The issues were framed by Justice Rajiv Sahai End law against Azad after his counsel said that the statements do not attract defamation as the alleged words attributed to him are privileged under Article 105 of the Constitution.
The judge did not accept the contention of the former cricketer and observed “I am unable to read Article 105 as allowing a Member of Parliament to make outside Parliament, in the name/garb of being a representative of the people of his constituency or in public interest, statements which are defamatory, without being liable therefor”.
The court also rejected Azad’s plea for dismissal of Rs 10 crore defamation suit filed against him by HI and Batra and decided to examine whether the sports body and its president had suffered any loss on account of the former cricketer’s action and if so, what compensation they were entitled to.
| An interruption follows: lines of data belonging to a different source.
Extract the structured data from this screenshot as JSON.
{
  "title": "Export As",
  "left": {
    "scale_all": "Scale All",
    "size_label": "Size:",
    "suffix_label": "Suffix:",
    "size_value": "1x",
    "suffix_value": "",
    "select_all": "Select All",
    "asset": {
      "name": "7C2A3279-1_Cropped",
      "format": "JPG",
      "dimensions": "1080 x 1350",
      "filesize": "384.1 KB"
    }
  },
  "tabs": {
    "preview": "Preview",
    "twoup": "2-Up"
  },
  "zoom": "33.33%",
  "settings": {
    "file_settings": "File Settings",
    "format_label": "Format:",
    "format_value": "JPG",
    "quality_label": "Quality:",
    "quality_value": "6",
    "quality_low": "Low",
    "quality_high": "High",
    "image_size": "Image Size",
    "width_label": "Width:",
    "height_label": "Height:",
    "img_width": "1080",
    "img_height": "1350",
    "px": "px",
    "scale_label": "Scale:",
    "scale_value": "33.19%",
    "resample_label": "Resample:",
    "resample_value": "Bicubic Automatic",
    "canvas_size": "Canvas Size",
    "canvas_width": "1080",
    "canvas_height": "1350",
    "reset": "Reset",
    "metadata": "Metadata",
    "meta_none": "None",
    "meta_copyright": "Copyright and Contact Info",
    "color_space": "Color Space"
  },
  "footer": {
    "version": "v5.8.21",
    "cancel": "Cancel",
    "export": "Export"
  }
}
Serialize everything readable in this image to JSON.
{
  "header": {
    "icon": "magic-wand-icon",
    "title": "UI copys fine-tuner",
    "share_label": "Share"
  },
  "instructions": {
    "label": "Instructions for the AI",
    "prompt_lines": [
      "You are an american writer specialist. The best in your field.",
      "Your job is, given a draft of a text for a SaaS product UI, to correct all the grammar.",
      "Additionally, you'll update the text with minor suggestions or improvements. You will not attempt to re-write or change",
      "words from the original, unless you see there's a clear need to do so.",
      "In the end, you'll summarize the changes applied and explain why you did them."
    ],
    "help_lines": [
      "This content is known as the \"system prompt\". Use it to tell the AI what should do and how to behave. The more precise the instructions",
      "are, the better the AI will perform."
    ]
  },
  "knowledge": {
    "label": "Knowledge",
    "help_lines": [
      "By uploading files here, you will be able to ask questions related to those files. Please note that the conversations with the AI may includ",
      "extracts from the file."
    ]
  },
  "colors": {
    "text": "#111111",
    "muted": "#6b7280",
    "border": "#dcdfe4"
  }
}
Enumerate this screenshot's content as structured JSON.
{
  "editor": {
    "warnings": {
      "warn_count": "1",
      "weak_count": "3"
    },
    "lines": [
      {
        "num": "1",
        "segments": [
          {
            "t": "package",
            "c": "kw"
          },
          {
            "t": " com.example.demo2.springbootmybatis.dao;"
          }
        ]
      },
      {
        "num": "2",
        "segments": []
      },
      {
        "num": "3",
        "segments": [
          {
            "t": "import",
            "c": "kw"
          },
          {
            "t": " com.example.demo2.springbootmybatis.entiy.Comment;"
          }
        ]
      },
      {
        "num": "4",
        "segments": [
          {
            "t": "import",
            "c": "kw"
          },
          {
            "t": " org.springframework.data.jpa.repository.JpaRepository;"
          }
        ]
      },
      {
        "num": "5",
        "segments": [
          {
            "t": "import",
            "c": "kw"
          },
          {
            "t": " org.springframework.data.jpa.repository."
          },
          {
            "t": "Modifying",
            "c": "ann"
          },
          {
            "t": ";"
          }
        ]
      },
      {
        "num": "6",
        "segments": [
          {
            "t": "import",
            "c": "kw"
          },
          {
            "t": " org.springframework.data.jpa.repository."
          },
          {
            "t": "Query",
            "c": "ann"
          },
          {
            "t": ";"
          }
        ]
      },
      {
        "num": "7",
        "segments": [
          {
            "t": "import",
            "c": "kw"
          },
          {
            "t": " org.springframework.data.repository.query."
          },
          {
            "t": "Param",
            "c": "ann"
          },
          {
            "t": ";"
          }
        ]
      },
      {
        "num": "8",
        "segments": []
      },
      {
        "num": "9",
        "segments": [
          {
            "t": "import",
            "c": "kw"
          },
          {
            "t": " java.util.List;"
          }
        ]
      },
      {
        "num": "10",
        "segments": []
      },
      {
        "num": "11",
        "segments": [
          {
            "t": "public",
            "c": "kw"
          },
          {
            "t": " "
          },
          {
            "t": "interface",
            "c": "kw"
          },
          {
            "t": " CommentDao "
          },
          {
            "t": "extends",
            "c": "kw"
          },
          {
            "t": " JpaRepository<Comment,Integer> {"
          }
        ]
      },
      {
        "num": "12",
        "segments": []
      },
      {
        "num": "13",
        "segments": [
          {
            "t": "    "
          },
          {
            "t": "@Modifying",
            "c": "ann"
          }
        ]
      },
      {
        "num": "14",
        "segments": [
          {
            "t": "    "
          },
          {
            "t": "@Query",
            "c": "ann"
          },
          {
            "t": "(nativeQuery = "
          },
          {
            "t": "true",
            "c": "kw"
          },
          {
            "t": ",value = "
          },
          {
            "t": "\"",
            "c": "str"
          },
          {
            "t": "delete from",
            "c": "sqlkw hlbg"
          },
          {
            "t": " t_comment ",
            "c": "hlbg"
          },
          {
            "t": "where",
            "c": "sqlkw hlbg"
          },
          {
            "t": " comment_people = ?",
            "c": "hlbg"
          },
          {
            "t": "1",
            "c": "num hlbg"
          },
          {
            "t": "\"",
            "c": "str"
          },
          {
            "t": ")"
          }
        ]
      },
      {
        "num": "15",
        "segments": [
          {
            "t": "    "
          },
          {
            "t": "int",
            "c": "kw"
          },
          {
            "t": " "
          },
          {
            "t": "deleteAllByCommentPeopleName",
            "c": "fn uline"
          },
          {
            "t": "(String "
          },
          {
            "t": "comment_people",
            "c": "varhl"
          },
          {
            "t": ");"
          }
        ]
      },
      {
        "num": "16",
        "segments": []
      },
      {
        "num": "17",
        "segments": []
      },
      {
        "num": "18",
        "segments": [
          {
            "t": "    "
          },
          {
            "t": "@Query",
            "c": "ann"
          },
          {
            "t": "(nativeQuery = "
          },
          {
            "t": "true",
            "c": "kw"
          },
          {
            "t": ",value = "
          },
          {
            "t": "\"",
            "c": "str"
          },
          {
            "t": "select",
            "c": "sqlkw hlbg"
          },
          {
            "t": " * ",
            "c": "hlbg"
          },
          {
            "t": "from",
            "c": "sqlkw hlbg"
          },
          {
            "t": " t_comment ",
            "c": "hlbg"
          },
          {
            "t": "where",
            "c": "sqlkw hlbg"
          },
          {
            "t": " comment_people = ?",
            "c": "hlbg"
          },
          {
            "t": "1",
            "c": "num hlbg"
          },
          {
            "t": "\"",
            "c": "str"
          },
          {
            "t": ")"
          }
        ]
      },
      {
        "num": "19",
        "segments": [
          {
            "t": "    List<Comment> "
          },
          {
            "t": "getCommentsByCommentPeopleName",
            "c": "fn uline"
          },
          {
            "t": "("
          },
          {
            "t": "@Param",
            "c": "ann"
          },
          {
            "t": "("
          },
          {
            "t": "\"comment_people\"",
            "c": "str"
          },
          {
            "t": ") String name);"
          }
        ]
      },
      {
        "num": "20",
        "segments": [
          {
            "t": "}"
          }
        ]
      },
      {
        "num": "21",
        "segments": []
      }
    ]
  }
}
It said it would examine whether these statements were made by Azad in public interest and whether it amounts to a fair comment and to what effect.
Azad has allegedly made defamatory allegations against the sports body in his various communications to the Finance Minister and Ministry of Sports and Youth Affairs Secretary.
The court has now fixed the matter for May 15 before the Joint Registrar to decide whether any defamatory statements were made by them. In a civil suit, when one party affirms and other party denies a material proposition of fact or law, then only issues arise.